_Data for review_
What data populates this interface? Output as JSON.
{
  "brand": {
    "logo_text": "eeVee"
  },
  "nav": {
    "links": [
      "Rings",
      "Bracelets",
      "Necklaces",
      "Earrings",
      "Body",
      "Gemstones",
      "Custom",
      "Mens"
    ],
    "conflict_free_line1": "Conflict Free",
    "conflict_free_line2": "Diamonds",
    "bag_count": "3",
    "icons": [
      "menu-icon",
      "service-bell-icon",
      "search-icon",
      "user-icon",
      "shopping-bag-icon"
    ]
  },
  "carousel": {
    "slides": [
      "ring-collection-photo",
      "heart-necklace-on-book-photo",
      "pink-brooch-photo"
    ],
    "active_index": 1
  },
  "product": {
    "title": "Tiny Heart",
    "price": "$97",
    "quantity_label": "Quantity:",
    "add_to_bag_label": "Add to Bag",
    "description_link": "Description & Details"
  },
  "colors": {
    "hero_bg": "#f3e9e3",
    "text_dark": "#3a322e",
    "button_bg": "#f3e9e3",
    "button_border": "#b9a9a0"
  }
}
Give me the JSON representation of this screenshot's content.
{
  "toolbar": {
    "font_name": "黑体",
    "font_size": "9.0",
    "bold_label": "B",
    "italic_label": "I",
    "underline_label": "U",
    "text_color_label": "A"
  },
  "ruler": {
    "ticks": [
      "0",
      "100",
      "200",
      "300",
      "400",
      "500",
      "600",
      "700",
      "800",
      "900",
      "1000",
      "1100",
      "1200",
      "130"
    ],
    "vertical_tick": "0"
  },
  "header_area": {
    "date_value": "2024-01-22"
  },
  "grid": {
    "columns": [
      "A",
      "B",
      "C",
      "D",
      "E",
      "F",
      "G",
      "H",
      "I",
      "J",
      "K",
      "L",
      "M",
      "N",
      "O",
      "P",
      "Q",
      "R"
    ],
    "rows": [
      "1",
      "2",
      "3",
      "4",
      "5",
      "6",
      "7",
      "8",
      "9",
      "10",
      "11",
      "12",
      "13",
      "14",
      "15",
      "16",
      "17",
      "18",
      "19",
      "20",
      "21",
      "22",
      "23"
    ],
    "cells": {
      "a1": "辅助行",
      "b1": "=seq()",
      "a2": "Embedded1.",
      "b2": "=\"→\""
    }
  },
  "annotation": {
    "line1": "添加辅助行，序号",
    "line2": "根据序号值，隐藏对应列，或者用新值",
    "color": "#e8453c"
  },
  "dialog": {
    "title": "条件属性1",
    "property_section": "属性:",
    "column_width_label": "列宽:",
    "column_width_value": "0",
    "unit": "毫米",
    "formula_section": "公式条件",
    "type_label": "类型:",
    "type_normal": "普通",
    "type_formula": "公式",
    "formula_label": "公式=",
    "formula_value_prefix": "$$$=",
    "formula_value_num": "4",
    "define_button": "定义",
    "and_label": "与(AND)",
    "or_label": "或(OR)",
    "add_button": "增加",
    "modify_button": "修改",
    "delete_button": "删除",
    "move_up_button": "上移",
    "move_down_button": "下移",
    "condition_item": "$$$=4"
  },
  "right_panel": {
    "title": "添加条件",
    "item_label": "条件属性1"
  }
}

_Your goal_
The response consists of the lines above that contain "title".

_Solution_
    "title": "Tiny Heart",
    "title": "条件属性1",
    "title": "添加条件",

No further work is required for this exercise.